Tiger Scrimshaw Step 1 – 14/6/15
I chose to scrimshaw this because it’s unusual – just the tigers head and reflection are visible. I love the expression on its face and the wild whiskers.
This is how the Mammoth ivory looked before the surface was sanded. It weighed 350 grams.
The dimensions are 13.5cm x 14cm and after sanding it now weighs 225 grams.
This is the mammoth ivory with the picture stuck to the surface ready to be cut out.
5 hours later the outline and some detail has been cut with a scalpel and stippling.
Tiger Scrimshaw Step 2 – 18/6/15
7 hours later and the black stripes are finished. You can already tell that this scrimshaw is going to be something special. Now its time to add in the coloured areas to make it jump out of the frame.
Tiger Scrimshaw Step 3 – 19/6/15
9 hours later and the tigers head is scrimshawed; the piece is starting to take shape. The more detail you put in when cutting the basic outline, the easier it is when it comes to adding intricate details. Next to be done is the reflection.
Tiger Scrimshaw Step 4 – 21/6/15
11 hours later and the foreground reflection is done. Next to be scrimshawed is the background details above and to the sides of the tiger.
Tiger Scrimshaw Step 5 – 24/6/15
6 hours later and the background areas above and to sides of the tiger are finished. Next the water reflection on either side of the tigers face. It’s almost finished. At this point, I usually begin to plan a design for the base.
Tiger Scrimshaw Step 6 – 29/6/15
9 hours later and It’s finished. That brings the total scrimshawing time to 47 hours. The foreground reflection was quite easy to do because it doesn’t have much detail. This is where Randy’s stippling machine really shines; filling in the background hour after hour. Next comes the base.
I’m not sure what this wood is but its very hard. It measures 200mm x 100mm x 55mm.
I started off by marking the outline, then cutting it out with the bandsaw.
Next, using the sanding disk on my bench grinder it was shaped to the final design using 40 grit sanding disks and then 600 grit.
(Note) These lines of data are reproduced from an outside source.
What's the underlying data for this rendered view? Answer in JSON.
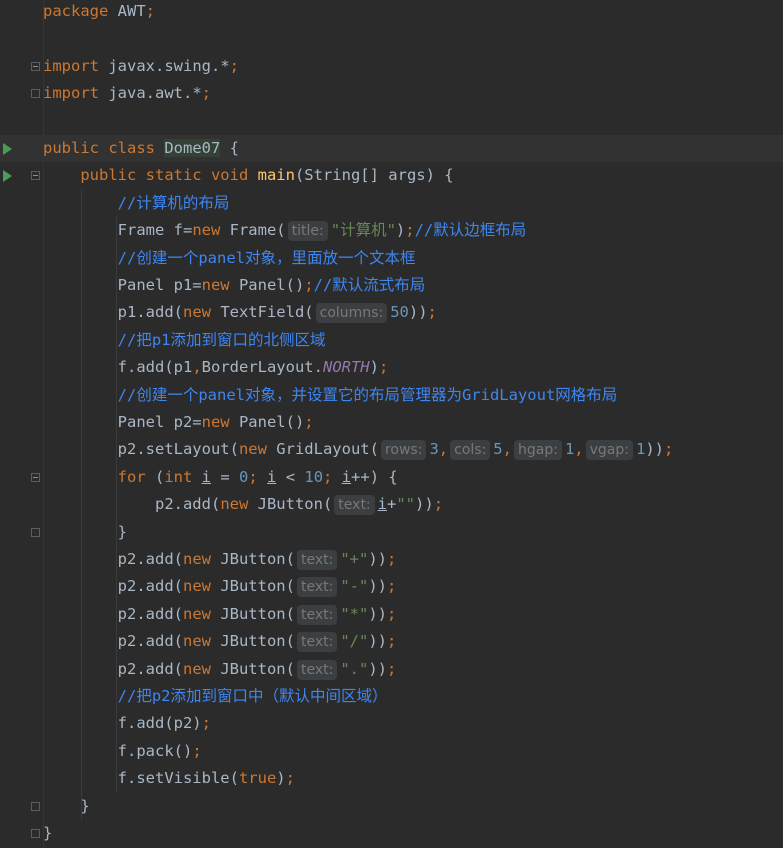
{
  "editor": {
    "lines": [
      {
        "segments": [
          {
            "t": "package",
            "c": "kw"
          },
          {
            "t": " AWT"
          },
          {
            "t": ";",
            "c": "kw"
          }
        ]
      },
      {
        "segments": []
      },
      {
        "segments": [
          {
            "t": "import",
            "c": "kw"
          },
          {
            "t": " javax.swing.*"
          },
          {
            "t": ";",
            "c": "kw"
          }
        ]
      },
      {
        "segments": [
          {
            "t": "import",
            "c": "kw"
          },
          {
            "t": " java.awt.*"
          },
          {
            "t": ";",
            "c": "kw"
          }
        ]
      },
      {
        "segments": []
      },
      {
        "segments": [
          {
            "t": "public class ",
            "c": "kw"
          },
          {
            "t": "Dome07",
            "c": "cls-hl"
          },
          {
            "t": " {"
          }
        ]
      },
      {
        "segments": [
          {
            "t": "    "
          },
          {
            "t": "public static void ",
            "c": "kw"
          },
          {
            "t": "main",
            "c": "fn"
          },
          {
            "t": "(String[] args) {"
          }
        ]
      },
      {
        "segments": [
          {
            "t": "        "
          },
          {
            "t": "//计算机的布局",
            "c": "cmt"
          }
        ]
      },
      {
        "segments": [
          {
            "t": "        Frame f="
          },
          {
            "t": "new ",
            "c": "kw"
          },
          {
            "t": "Frame("
          },
          {
            "t": "title:",
            "c": "hint"
          },
          {
            "t": "\"计算机\"",
            "c": "str"
          },
          {
            "t": ")"
          },
          {
            "t": ";",
            "c": "kw"
          },
          {
            "t": "//默认边框布局",
            "c": "cmt"
          }
        ]
      },
      {
        "segments": [
          {
            "t": "        "
          },
          {
            "t": "//创建一个panel对象，里面放一个文本框",
            "c": "cmt"
          }
        ]
      },
      {
        "segments": [
          {
            "t": "        Panel p1="
          },
          {
            "t": "new ",
            "c": "kw"
          },
          {
            "t": "Panel()"
          },
          {
            "t": ";",
            "c": "kw"
          },
          {
            "t": "//默认流式布局",
            "c": "cmt"
          }
        ]
      },
      {
        "segments": [
          {
            "t": "        p1.add("
          },
          {
            "t": "new ",
            "c": "kw"
          },
          {
            "t": "TextField("
          },
          {
            "t": "columns:",
            "c": "hint"
          },
          {
            "t": "50",
            "c": "num"
          },
          {
            "t": "))"
          },
          {
            "t": ";",
            "c": "kw"
          }
        ]
      },
      {
        "segments": [
          {
            "t": "        "
          },
          {
            "t": "//把p1添加到窗口的北侧区域",
            "c": "cmt"
          }
        ]
      },
      {
        "segments": [
          {
            "t": "        f.add(p1"
          },
          {
            "t": ",",
            "c": "kw"
          },
          {
            "t": "BorderLayout."
          },
          {
            "t": "NORTH",
            "c": "static-field"
          },
          {
            "t": ")"
          },
          {
            "t": ";",
            "c": "kw"
          }
        ]
      },
      {
        "segments": [
          {
            "t": "        "
          },
          {
            "t": "//创建一个panel对象，并设置它的布局管理器为GridLayout网格布局",
            "c": "cmt"
          }
        ]
      },
      {
        "segments": [
          {
            "t": "        Panel p2="
          },
          {
            "t": "new ",
            "c": "kw"
          },
          {
            "t": "Panel()"
          },
          {
            "t": ";",
            "c": "kw"
          }
        ]
      },
      {
        "segments": [
          {
            "t": "        p2.setLayout("
          },
          {
            "t": "new ",
            "c": "kw"
          },
          {
            "t": "GridLayout("
          },
          {
            "t": "rows:",
            "c": "hint"
          },
          {
            "t": "3",
            "c": "num"
          },
          {
            "t": ",",
            "c": "kw"
          },
          {
            "t": "cols:",
            "c": "hint"
          },
          {
            "t": "5",
            "c": "num"
          },
          {
            "t": ",",
            "c": "kw"
          },
          {
            "t": "hgap:",
            "c": "hint"
          },
          {
            "t": "1",
            "c": "num"
          },
          {
            "t": ",",
            "c": "kw"
          },
          {
            "t": "vgap:",
            "c": "hint"
          },
          {
            "t": "1",
            "c": "num"
          },
          {
            "t": "))"
          },
          {
            "t": ";",
            "c": "kw"
          }
        ]
      },
      {
        "segments": [
          {
            "t": "        "
          },
          {
            "t": "for ",
            "c": "kw"
          },
          {
            "t": "("
          },
          {
            "t": "int ",
            "c": "kw"
          },
          {
            "t": "i",
            "c": "ul"
          },
          {
            "t": " = "
          },
          {
            "t": "0",
            "c": "num"
          },
          {
            "t": "; ",
            "c": "kw"
          },
          {
            "t": "i",
            "c": "ul"
          },
          {
            "t": " < "
          },
          {
            "t": "10",
            "c": "num"
          },
          {
            "t": "; ",
            "c": "kw"
          },
          {
            "t": "i",
            "c": "ul"
          },
          {
            "t": "++) {"
          }
        ]
      },
      {
        "segments": [
          {
            "t": "            p2.add("
          },
          {
            "t": "new ",
            "c": "kw"
          },
          {
            "t": "JButton("
          },
          {
            "t": "text:",
            "c": "hint"
          },
          {
            "t": "i",
            "c": "ul"
          },
          {
            "t": "+"
          },
          {
            "t": "\"\"",
            "c": "str"
          },
          {
            "t": "))"
          },
          {
            "t": ";",
            "c": "kw"
          }
        ]
      },
      {
        "segments": [
          {
            "t": "        }"
          }
        ]
      },
      {
        "segments": [
          {
            "t": "        p2.add("
          },
          {
            "t": "new ",
            "c": "kw"
          },
          {
            "t": "JButton("
          },
          {
            "t": "text:",
            "c": "hint"
          },
          {
            "t": "\"+\"",
            "c": "str"
          },
          {
            "t": "))"
          },
          {
            "t": ";",
            "c": "kw"
          }
        ]
      },
      {
        "segments": [
          {
            "t": "        p2.add("
          },
          {
            "t": "new ",
            "c": "kw"
          },
          {
            "t": "JButton("
          },
          {
            "t": "text:",
            "c": "hint"
          },
          {
            "t": "\"-\"",
            "c": "str"
          },
          {
            "t": "))"
          },
          {
            "t": ";",
            "c": "kw"
          }
        ]
      },
      {
        "segments": [
          {
            "t": "        p2.add("
          },
          {
            "t": "new ",
            "c": "kw"
          },
          {
            "t": "JButton("
          },
          {
            "t": "text:",
            "c": "hint"
          },
          {
            "t": "\"*\"",
            "c": "str"
          },
          {
            "t": "))"
          },
          {
            "t": ";",
            "c": "kw"
          }
        ]
      },
      {
        "segments": [
          {
            "t": "        p2.add("
          },
          {
            "t": "new ",
            "c": "kw"
          },
          {
            "t": "JButton("
          },
          {
            "t": "text:",
            "c": "hint"
          },
          {
            "t": "\"/\"",
            "c": "str"
          },
          {
            "t": "))"
          },
          {
            "t": ";",
            "c": "kw"
          }
        ]
      },
      {
        "segments": [
          {
            "t": "        p2.add("
          },
          {
            "t": "new ",
            "c": "kw"
          },
          {
            "t": "JButton("
          },
          {
            "t": "text:",
            "c": "hint"
          },
          {
            "t": "\".\"",
            "c": "str"
          },
          {
            "t": "))"
          },
          {
            "t": ";",
            "c": "kw"
          }
        ]
      },
      {
        "segments": [
          {
            "t": "        "
          },
          {
            "t": "//把p2添加到窗口中（默认中间区域）",
            "c": "cmt"
          }
        ]
      },
      {
        "segments": [
          {
            "t": "        f.add(p2)"
          },
          {
            "t": ";",
            "c": "kw"
          }
        ]
      },
      {
        "segments": [
          {
            "t": "        f.pack()"
          },
          {
            "t": ";",
            "c": "kw"
          }
        ]
      },
      {
        "segments": [
          {
            "t": "        f.setVisible("
          },
          {
            "t": "true",
            "c": "kw"
          },
          {
            "t": ")"
          },
          {
            "t": ";",
            "c": "kw"
          }
        ]
      },
      {
        "segments": [
          {
            "t": "    }"
          }
        ]
      },
      {
        "segments": [
          {
            "t": "}"
          }
        ]
      }
    ]
  },
  "gutter": {
    "run_icons": [
      {
        "line": 6,
        "icon": "run-class-icon"
      },
      {
        "line": 7,
        "icon": "run-method-icon"
      }
    ],
    "fold_markers": [
      {
        "line": 3,
        "state": "open"
      },
      {
        "line": 4,
        "state": "closed"
      },
      {
        "line": 7,
        "state": "open"
      },
      {
        "line": 18,
        "state": "open"
      },
      {
        "line": 20,
        "state": "closed"
      },
      {
        "line": 30,
        "state": "closed"
      },
      {
        "line": 31,
        "state": "closed"
      }
    ],
    "current_line": 6
  },
  "colors": {
    "background": "#2b2b2b",
    "keyword": "#cc7832",
    "string": "#6a8759",
    "number": "#6897bb",
    "comment": "#3e86f0",
    "method": "#ffc66d",
    "static_field": "#9876aa",
    "run_icon": "#499c54"
  }
}
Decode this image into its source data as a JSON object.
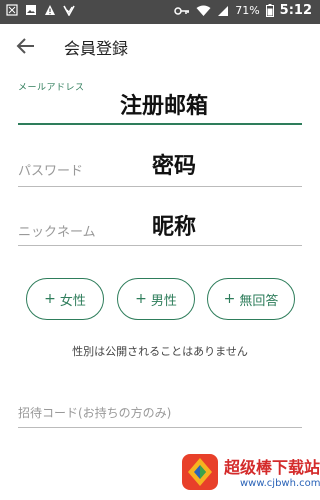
{
  "status_bar": {
    "battery": "71%",
    "time": "5:12",
    "icons": [
      "nfc-icon",
      "image-icon",
      "warning-icon",
      "check-icon",
      "key-icon",
      "wifi-icon",
      "signal-icon",
      "battery-icon"
    ]
  },
  "app_bar": {
    "title": "会員登録",
    "back_icon": "arrow-left-icon"
  },
  "form": {
    "email": {
      "label": "メールアドレス",
      "overlay": "注册邮箱"
    },
    "password": {
      "placeholder": "パスワード",
      "overlay": "密码"
    },
    "nickname": {
      "placeholder": "ニックネーム",
      "overlay": "昵称"
    },
    "gender_options": [
      {
        "label": "女性"
      },
      {
        "label": "男性"
      },
      {
        "label": "無回答"
      }
    ],
    "gender_note": "性別は公開されることはありません",
    "invite": {
      "placeholder": "招待コード(お持ちの方のみ)"
    }
  },
  "watermark": {
    "title": "超级棒下载站",
    "url": "www.cjbwh.com"
  },
  "colors": {
    "accent": "#2e7d5b",
    "status_bar": "#4a4a4a",
    "watermark_red": "#d42b2b",
    "watermark_blue": "#2a63b8"
  }
}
Then it was sanded with the orbital sander and hand polished.
This is the finished base with holes pre-drilled to attach the name plate. Once I finished this base and had a good look at it I realized it was unbalanced so I altered the shape a few times until I was satisfied. The two pins set in the back of the name plate fit into the holes in the base with a little wood glue.
The base took a total of 6 hours to make, and the shape was altered a few times until I was satisfied with it.